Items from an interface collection
☆ ☆ ☆ ☆
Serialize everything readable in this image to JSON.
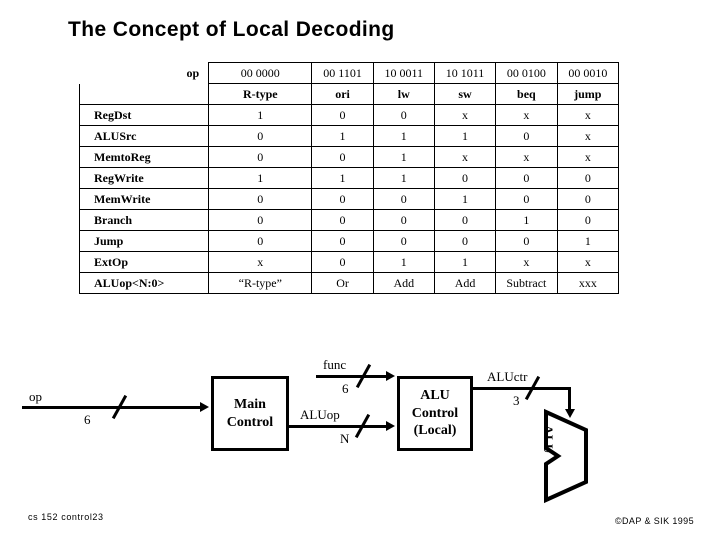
{
  "slide": {
    "title": "The Concept of Local Decoding",
    "footer_left": "cs 152  control23",
    "footer_right": "©DAP & SIK 1995"
  },
  "table": {
    "op_label": "op",
    "opcodes": [
      "00 0000",
      "00 1101",
      "10 0011",
      "10 1011",
      "00 0100",
      "00 0010"
    ],
    "instructions": [
      "R-type",
      "ori",
      "lw",
      "sw",
      "beq",
      "jump"
    ],
    "rows": [
      {
        "signal": "RegDst",
        "values": [
          "1",
          "0",
          "0",
          "x",
          "x",
          "x"
        ]
      },
      {
        "signal": "ALUSrc",
        "values": [
          "0",
          "1",
          "1",
          "1",
          "0",
          "x"
        ]
      },
      {
        "signal": "MemtoReg",
        "values": [
          "0",
          "0",
          "1",
          "x",
          "x",
          "x"
        ]
      },
      {
        "signal": "RegWrite",
        "values": [
          "1",
          "1",
          "1",
          "0",
          "0",
          "0"
        ]
      },
      {
        "signal": "MemWrite",
        "values": [
          "0",
          "0",
          "0",
          "1",
          "0",
          "0"
        ]
      },
      {
        "signal": "Branch",
        "values": [
          "0",
          "0",
          "0",
          "0",
          "1",
          "0"
        ]
      },
      {
        "signal": "Jump",
        "values": [
          "0",
          "0",
          "0",
          "0",
          "0",
          "1"
        ]
      },
      {
        "signal": "ExtOp",
        "values": [
          "x",
          "0",
          "1",
          "1",
          "x",
          "x"
        ]
      },
      {
        "signal": "ALUop<N:0>",
        "values": [
          "“R-type”",
          "Or",
          "Add",
          "Add",
          "Subtract",
          "xxx"
        ]
      }
    ]
  },
  "diagram": {
    "main_control": {
      "line1": "Main",
      "line2": "Control"
    },
    "alu_control": {
      "line1": "ALU",
      "line2": "Control",
      "line3": "(Local)"
    },
    "alu_unit_label": "ALU",
    "wires": {
      "op_label": "op",
      "op_width": "6",
      "func_label": "func",
      "func_width": "6",
      "aluop_label": "ALUop",
      "aluop_width": "N",
      "aluctr_label": "ALUctr",
      "aluctr_width": "3"
    }
  }
}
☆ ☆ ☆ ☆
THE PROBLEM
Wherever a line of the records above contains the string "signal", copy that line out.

EXERCISE RESULT
        "signal": "RegDst",
        "signal": "ALUSrc",
        "signal": "MemtoReg",
        "signal": "RegWrite",
        "signal": "MemWrite",
        "signal": "Branch",
        "signal": "Jump",
        "signal": "ExtOp",
        "signal": "ALUop<N:0>",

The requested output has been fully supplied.